MANILA, Philippines (UPDATED) – After photos surfaced of suspended Cambridge Analytica CEO Alexander Nix with President Rodrigo Duterte’s campaign insiders, Duterte’s social media director said he remembers Nix’s talk but denies working with Cambridge Analytica’s parent company, Strategic Communication Laboratories (SCL).
Jose Gabriel “Pompee” La Viña, who helped craft Duterte’s social media strategy for his 2016 presidential campaign, was one of those pictured with Nix when the latter visited the country in 2015 for “research.”
During Nix’s visit, he also delivered a talk about new techniques in election campaigns. At that time, Nix was the director (and still is) of SCL.
La Viña said that was the only time he ever spoke to Nix.
“Honestly, I like what I heard from him but we couldn’t afford a consultant like him,” he told Rappler.
Despite being pictured next to Nix, he said he didn’t realize it was the notorious political consultant, partly because “I’m bad at names.”
“I didn’t know he was famous or maybe he wasn’t yet, but I was definitely impressed by his presentation,” he said.
He also said he was just invited to the event by the National Press Club (NPC), which hosted the event with Nix.
Also in the photo with La Viña was his cousin Peter Tiu La Viña, who was Duterte’s campaign spokesperson and head of media. The photo was posted on Tiu La Viña’s Facebook page. (READ: Did Cambridge Analytica use Filipinos’ Facebook data to help Duterte win?)
When Duterte became president, Tiu La Viña was appointed head of the National Irrigation Administration (NIA). He resigned from his post after about 4 months, following allegations of corruption.
Former journalist and NPC president at that time, Joel Egco, was also in the photo. Egco now works under the Duterte administration as a Presidential Communications Undersecretary.
Open for all?
La Viña said the event was open for all – not just the Duterte camp.
“What I recall was they were presenting him to media in the hope of getting clients,” he told Rappler, but also admitted he “didn’t know anyone from other campaigns there.”
Malou Tiquia, a political strategist in the Philippines, however, told Rappler she did not get any invite from the NPC to attend the “open” event with Nix.
Tiquia handled the campaigns of Duterte’s opponent Jejomar Binay in the 2016 elections.
La Viña did admit however, that Nix played a role in the strategy he used for Duterte’s social media campaign.
“Our interest was networking with NPC but I think the short talk of Nix influenced my work,” he said.
Specifically, La Viña said his main takeaway was that “emotions determined election results.”
“I picked up on the idea of elections being driven by emotions. And also that was what was happening on the Facebook battlefield,” he said of Nix’s presentation.
“That’s why a month later, when I sent my strategy inputs in [to the Duterte camp], it is obvious he had made an impact.”
But La Viña vehemently denied learning to use psychographics from Nix’s presentation.
“I was at the abstracted level of emotions barely experimenting with psychographics,” he said.

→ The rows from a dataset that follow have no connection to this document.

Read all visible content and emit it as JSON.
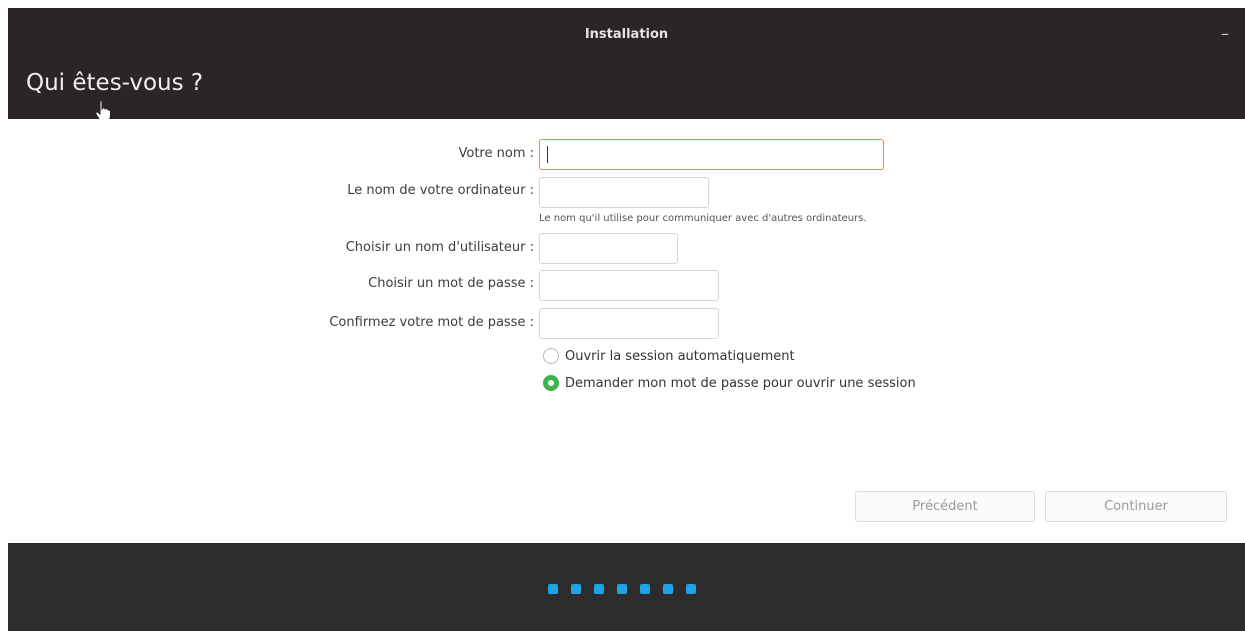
{
  "window": {
    "title": "Installation",
    "minimize_glyph": "–"
  },
  "page": {
    "heading": "Qui êtes-vous ?"
  },
  "form": {
    "name_label": "Votre nom :",
    "name_value": "",
    "computer_label": "Le nom de votre ordinateur :",
    "computer_value": "",
    "computer_hint": "Le nom qu'il utilise pour communiquer avec d'autres ordinateurs.",
    "username_label": "Choisir un nom d'utilisateur :",
    "username_value": "",
    "password_label": "Choisir un mot de passe :",
    "password_value": "",
    "confirm_label": "Confirmez votre mot de passe :",
    "confirm_value": ""
  },
  "login_options": [
    {
      "label": "Ouvrir la session automatiquement",
      "checked": false
    },
    {
      "label": "Demander mon mot de passe pour ouvrir une session",
      "checked": true
    }
  ],
  "buttons": {
    "previous": "Précédent",
    "continue": "Continuer"
  },
  "progress": {
    "steps_total": 7,
    "accent_color": "#1fa3e6"
  },
  "colors": {
    "titlebar": "#2c2528",
    "focus_border": "#e9865c",
    "radio_checked": "#3fb34f"
  },
  "icons": {
    "cursor": "hand-pointer-icon"
  }
}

Psychographic profiling and behavioral microtargeting were the precise techniques used by Cambridge Analytica in the Trump campaign.
The company used data collected online via Facebook to segment voters by their personalities and behavior. The information was then used to target Facebook users on content specifically tailored for them.

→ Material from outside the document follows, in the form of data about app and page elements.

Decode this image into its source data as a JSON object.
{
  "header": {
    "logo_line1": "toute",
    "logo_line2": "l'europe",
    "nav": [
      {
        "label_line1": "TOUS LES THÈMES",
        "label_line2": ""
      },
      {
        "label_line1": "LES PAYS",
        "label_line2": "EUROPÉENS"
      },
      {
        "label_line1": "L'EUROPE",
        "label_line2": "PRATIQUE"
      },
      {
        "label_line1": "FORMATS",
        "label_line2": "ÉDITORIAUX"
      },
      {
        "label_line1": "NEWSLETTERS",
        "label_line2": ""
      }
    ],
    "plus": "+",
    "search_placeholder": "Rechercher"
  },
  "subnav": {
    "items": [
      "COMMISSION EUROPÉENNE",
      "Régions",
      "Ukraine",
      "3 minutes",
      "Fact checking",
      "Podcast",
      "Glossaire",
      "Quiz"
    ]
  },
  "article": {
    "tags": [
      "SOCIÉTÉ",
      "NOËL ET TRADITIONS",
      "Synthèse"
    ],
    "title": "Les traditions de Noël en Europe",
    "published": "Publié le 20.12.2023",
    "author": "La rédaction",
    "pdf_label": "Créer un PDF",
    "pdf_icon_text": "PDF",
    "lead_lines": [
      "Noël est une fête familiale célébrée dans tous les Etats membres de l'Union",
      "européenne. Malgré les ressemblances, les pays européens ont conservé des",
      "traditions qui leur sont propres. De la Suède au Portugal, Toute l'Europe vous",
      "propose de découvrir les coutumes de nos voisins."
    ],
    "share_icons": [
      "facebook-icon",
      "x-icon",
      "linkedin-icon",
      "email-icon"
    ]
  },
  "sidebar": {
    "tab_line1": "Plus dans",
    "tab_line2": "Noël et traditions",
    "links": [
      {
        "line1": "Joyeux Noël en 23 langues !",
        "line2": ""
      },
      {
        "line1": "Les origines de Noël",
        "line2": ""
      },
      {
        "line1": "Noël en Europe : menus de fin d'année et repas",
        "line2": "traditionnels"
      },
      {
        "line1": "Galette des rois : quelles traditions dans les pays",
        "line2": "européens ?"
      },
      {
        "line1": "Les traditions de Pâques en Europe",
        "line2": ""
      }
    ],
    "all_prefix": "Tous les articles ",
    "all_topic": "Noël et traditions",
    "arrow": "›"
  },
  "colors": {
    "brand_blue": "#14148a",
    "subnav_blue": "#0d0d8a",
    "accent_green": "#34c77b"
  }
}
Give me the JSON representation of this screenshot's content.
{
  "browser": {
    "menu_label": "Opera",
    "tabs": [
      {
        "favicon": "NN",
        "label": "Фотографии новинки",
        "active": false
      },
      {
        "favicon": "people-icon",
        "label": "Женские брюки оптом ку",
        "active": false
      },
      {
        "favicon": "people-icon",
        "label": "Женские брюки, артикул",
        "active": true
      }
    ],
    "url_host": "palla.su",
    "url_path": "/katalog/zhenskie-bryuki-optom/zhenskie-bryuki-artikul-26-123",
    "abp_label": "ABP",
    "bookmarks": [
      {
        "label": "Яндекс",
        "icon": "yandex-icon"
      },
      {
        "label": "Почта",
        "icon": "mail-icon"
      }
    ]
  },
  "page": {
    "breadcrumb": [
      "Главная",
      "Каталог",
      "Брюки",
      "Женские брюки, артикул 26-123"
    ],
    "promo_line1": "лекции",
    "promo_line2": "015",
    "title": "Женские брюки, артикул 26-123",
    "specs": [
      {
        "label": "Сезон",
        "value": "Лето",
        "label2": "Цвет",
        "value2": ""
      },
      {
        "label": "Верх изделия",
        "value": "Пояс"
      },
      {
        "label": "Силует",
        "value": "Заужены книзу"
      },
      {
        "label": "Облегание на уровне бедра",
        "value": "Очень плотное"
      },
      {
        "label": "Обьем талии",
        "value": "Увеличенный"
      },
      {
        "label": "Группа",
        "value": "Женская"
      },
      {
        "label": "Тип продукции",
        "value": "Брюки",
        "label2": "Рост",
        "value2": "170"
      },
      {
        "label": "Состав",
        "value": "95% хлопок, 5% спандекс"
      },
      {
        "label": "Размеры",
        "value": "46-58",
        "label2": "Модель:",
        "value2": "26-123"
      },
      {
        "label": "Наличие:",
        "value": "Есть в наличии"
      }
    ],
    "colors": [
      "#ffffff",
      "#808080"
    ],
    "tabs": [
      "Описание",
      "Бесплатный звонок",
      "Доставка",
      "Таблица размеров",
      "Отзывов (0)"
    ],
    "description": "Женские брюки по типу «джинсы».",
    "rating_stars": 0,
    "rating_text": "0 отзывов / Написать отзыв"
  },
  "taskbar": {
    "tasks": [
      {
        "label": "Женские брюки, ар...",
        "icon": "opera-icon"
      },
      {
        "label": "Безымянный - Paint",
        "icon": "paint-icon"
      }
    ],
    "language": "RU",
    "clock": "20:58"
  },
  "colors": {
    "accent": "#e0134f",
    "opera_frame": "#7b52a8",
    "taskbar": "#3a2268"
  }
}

In the talk that La Viña and the Duterte camp attended, Nix talked about psychographic profiling in the lead up to the elections.
“Election campaigning will never be the same again due to the advent of cutting-edge technology,” Nix was quoted as saying.

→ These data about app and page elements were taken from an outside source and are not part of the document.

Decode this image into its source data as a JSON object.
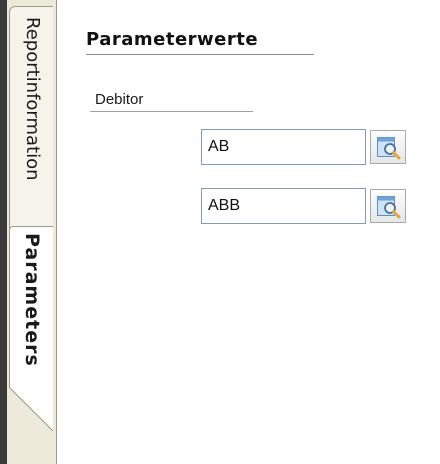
{
  "tabs": [
    {
      "label": "Reportinformation",
      "active": false
    },
    {
      "label": "Parameters",
      "active": true
    }
  ],
  "panel": {
    "title": "Parameterwerte",
    "field_label": "Debitor",
    "values": [
      "AB",
      "ABB"
    ]
  },
  "icons": {
    "lookup": "lookup-magnifier-icon"
  },
  "colors": {
    "tab_strip": "#ece9d8",
    "input_border": "#7f9db9",
    "icon_blue": "#6fa3d6",
    "icon_orange": "#e8a53a"
  }
}
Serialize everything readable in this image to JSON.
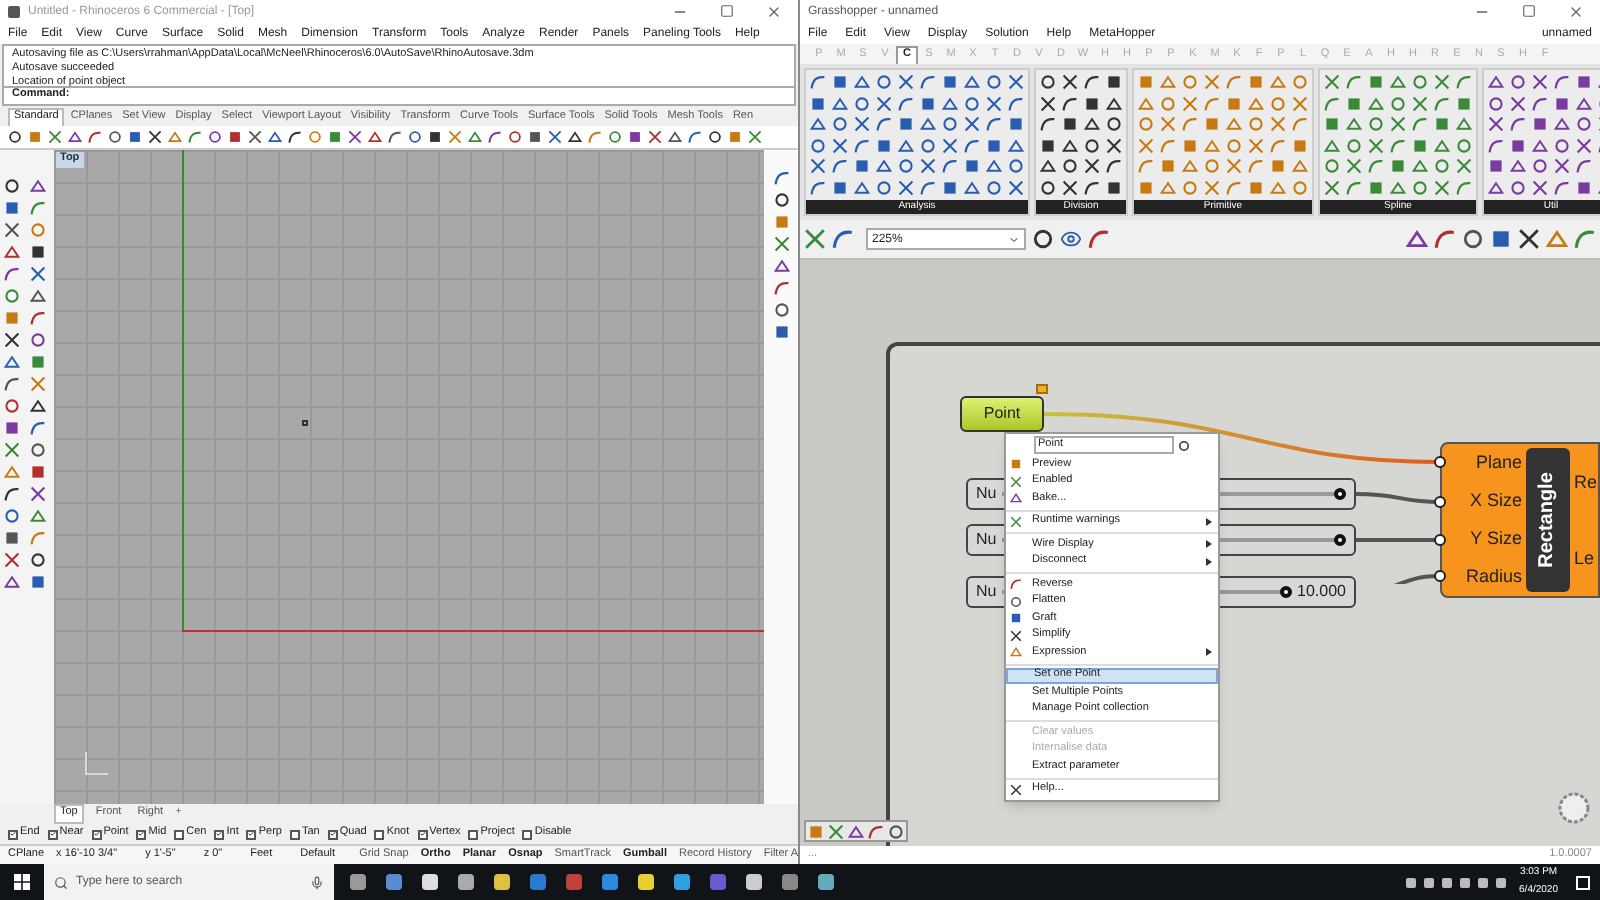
{
  "rhino": {
    "title": "Untitled - Rhinoceros 6 Commercial - [Top]",
    "menu": [
      "File",
      "Edit",
      "View",
      "Curve",
      "Surface",
      "Solid",
      "Mesh",
      "Dimension",
      "Transform",
      "Tools",
      "Analyze",
      "Render",
      "Panels",
      "Paneling Tools",
      "Help"
    ],
    "command_history": [
      "Autosaving file as C:\\Users\\rrahman\\AppData\\Local\\McNeel\\Rhinoceros\\6.0\\AutoSave\\RhinoAutosave.3dm",
      "Autosave succeeded",
      "Location of point object"
    ],
    "command_prompt": "Command:",
    "toolbar_tabs": [
      {
        "label": "Standard",
        "selected": true
      },
      {
        "label": "CPlanes",
        "selected": false
      },
      {
        "label": "Set View",
        "selected": false
      },
      {
        "label": "Display",
        "selected": false
      },
      {
        "label": "Select",
        "selected": false
      },
      {
        "label": "Viewport Layout",
        "selected": false
      },
      {
        "label": "Visibility",
        "selected": false
      },
      {
        "label": "Transform",
        "selected": false
      },
      {
        "label": "Curve Tools",
        "selected": false
      },
      {
        "label": "Surface Tools",
        "selected": false
      },
      {
        "label": "Solid Tools",
        "selected": false
      },
      {
        "label": "Mesh Tools",
        "selected": false
      },
      {
        "label": "Ren",
        "selected": false
      }
    ],
    "viewport": {
      "label": "Top"
    },
    "viewport_tabs": [
      {
        "label": "Top",
        "selected": true
      },
      {
        "label": "Front",
        "selected": false
      },
      {
        "label": "Right",
        "selected": false
      }
    ],
    "add_tab": "+",
    "osnaps": [
      {
        "label": "End",
        "checked": true
      },
      {
        "label": "Near",
        "checked": true
      },
      {
        "label": "Point",
        "checked": true
      },
      {
        "label": "Mid",
        "checked": true
      },
      {
        "label": "Cen",
        "checked": false
      },
      {
        "label": "Int",
        "checked": true
      },
      {
        "label": "Perp",
        "checked": true
      },
      {
        "label": "Tan",
        "checked": false
      },
      {
        "label": "Quad",
        "checked": true
      },
      {
        "label": "Knot",
        "checked": false
      },
      {
        "label": "Vertex",
        "checked": true
      },
      {
        "label": "Project",
        "checked": false
      },
      {
        "label": "Disable",
        "checked": false
      }
    ],
    "status_bar": {
      "cplane": "CPlane",
      "x": "x 16'-10 3/4\"",
      "y": "y 1'-5\"",
      "z": "z 0\"",
      "units": "Feet",
      "layer": "Default",
      "toggles": [
        {
          "label": "Grid Snap",
          "on": false
        },
        {
          "label": "Ortho",
          "on": true
        },
        {
          "label": "Planar",
          "on": true
        },
        {
          "label": "Osnap",
          "on": true
        },
        {
          "label": "SmartTrack",
          "on": false
        },
        {
          "label": "Gumball",
          "on": true
        },
        {
          "label": "Record History",
          "on": false
        },
        {
          "label": "Filter A",
          "on": false
        }
      ]
    }
  },
  "grasshopper": {
    "title": "Grasshopper - unnamed",
    "menu": [
      "File",
      "Edit",
      "View",
      "Display",
      "Solution",
      "Help",
      "MetaHopper"
    ],
    "document_name": "unnamed",
    "tabs": [
      {
        "label": "P",
        "selected": false
      },
      {
        "label": "M",
        "selected": false
      },
      {
        "label": "S",
        "selected": false
      },
      {
        "label": "V",
        "selected": false
      },
      {
        "label": "C",
        "selected": true
      },
      {
        "label": "S",
        "selected": false
      },
      {
        "label": "M",
        "selected": false
      },
      {
        "label": "X",
        "selected": false
      },
      {
        "label": "T",
        "selected": false
      },
      {
        "label": "D",
        "selected": false
      },
      {
        "label": "V",
        "selected": false
      },
      {
        "label": "D",
        "selected": false
      },
      {
        "label": "W",
        "selected": false
      },
      {
        "label": "H",
        "selected": false
      },
      {
        "label": "H",
        "selected": false
      },
      {
        "label": "P",
        "selected": false
      },
      {
        "label": "P",
        "selected": false
      },
      {
        "label": "K",
        "selected": false
      },
      {
        "label": "M",
        "selected": false
      },
      {
        "label": "K",
        "selected": false
      },
      {
        "label": "F",
        "selected": false
      },
      {
        "label": "P",
        "selected": false
      },
      {
        "label": "L",
        "selected": false
      },
      {
        "label": "Q",
        "selected": false
      },
      {
        "label": "E",
        "selected": false
      },
      {
        "label": "A",
        "selected": false
      },
      {
        "label": "H",
        "selected": false
      },
      {
        "label": "H",
        "selected": false
      },
      {
        "label": "R",
        "selected": false
      },
      {
        "label": "E",
        "selected": false
      },
      {
        "label": "N",
        "selected": false
      },
      {
        "label": "S",
        "selected": false
      },
      {
        "label": "H",
        "selected": false
      },
      {
        "label": "F",
        "selected": false
      }
    ],
    "panel_groups": [
      "Analysis",
      "Division",
      "Primitive",
      "Spline",
      "Util"
    ],
    "zoom": "225%",
    "canvas": {
      "point_param": "Point",
      "sliders": [
        {
          "label": "Nu",
          "level": 1
        },
        {
          "label": "Nu",
          "level": 1
        },
        {
          "label": "Nu",
          "value": "10.000",
          "level": 1
        }
      ],
      "component": {
        "name": "Rectangle",
        "inputs": [
          "Plane",
          "X Size",
          "Y Size",
          "Radius"
        ],
        "outputs": [
          "Re",
          "Le"
        ]
      }
    },
    "context_menu": {
      "name_field": "Point",
      "groups": [
        [
          {
            "label": "Preview",
            "icon": true,
            "submenu": false,
            "selected": false,
            "disabled": false
          },
          {
            "label": "Enabled",
            "icon": true,
            "submenu": false,
            "selected": false,
            "disabled": false
          },
          {
            "label": "Bake...",
            "icon": true,
            "submenu": false,
            "selected": false,
            "disabled": false
          }
        ],
        [
          {
            "label": "Runtime warnings",
            "icon": true,
            "submenu": true,
            "selected": false,
            "disabled": false
          }
        ],
        [
          {
            "label": "Wire Display",
            "icon": false,
            "submenu": true,
            "selected": false,
            "disabled": false
          },
          {
            "label": "Disconnect",
            "icon": false,
            "submenu": true,
            "selected": false,
            "disabled": false
          }
        ],
        [
          {
            "label": "Reverse",
            "icon": true,
            "submenu": false,
            "selected": false,
            "disabled": false
          },
          {
            "label": "Flatten",
            "icon": true,
            "submenu": false,
            "selected": false,
            "disabled": false
          },
          {
            "label": "Graft",
            "icon": true,
            "submenu": false,
            "selected": false,
            "disabled": false
          },
          {
            "label": "Simplify",
            "icon": true,
            "submenu": false,
            "selected": false,
            "disabled": false
          },
          {
            "label": "Expression",
            "icon": true,
            "submenu": true,
            "selected": false,
            "disabled": false
          }
        ],
        [
          {
            "label": "Set one Point",
            "icon": false,
            "submenu": false,
            "selected": true,
            "disabled": false
          },
          {
            "label": "Set Multiple Points",
            "icon": false,
            "submenu": false,
            "selected": false,
            "disabled": false
          },
          {
            "label": "Manage Point collection",
            "icon": false,
            "submenu": false,
            "selected": false,
            "disabled": false
          }
        ],
        [
          {
            "label": "Clear values",
            "icon": false,
            "submenu": false,
            "selected": false,
            "disabled": true
          },
          {
            "label": "Internalise data",
            "icon": false,
            "submenu": false,
            "selected": false,
            "disabled": true
          },
          {
            "label": "Extract parameter",
            "icon": false,
            "submenu": false,
            "selected": false,
            "disabled": false
          }
        ],
        [
          {
            "label": "Help...",
            "icon": true,
            "submenu": false,
            "selected": false,
            "disabled": false
          }
        ]
      ]
    },
    "status_left": "...",
    "version": "1.0.0007"
  },
  "taskbar": {
    "search_placeholder": "Type here to search",
    "time": "3:03 PM",
    "date": "6/4/2020"
  }
}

“The traditional and conventional methods that have been employed through all the elections in the last century may still work, but they will be unlike new strategies and tactics that are products of behavioral microtargeting, psychographic profiling, predictive analytics and many other modern tools.”
Nix has been suspended by Cambridge Analytica as recordings emerged in which he boasted of his data company playing an expansive role in Donald Trump’s 2016 presidential campaign, doing all of its research, analytics, as well as digital and television campaigns.
Influence in the PH
While La Viña insisted he personally did not use psychographics, data suggests it was used in the 2016 Philippine elections, months before the US elections took place.
In a post by Facebook’s Chief Technology Officer Mike Schroepfer on Wednesday, April 4, he said that about 1,175,870 Filipino users may have had their Facebook information improperly shared with Cambridge Analytica.
The Philippines is behind only the United States in terms of the number of people whose data was compromised.
Despite continued denials from the Duterte camp, SCL itself has also claimed it was involved in Philippine elections.
A report by Quartz on Thursday, April 5, said it obtained SCL company documents from 2013. Back then, the Philippines was already listed as one of the places where they had a client.
“Cambridge Analytica and its now-suspended CEO Alexander Nix have boasted about influencing elections in Southeast Asia and elsewhere,” the article said.
“Documents from around 2013 obtained by Quartz touting Cambridge Analytica’s predecessor SCL contain a blurb stating that in the Philippines, SCL helped rebrand an incumbent candidate in a national election as a ‘strong, no-nonsense man of action.’” – Rappler.com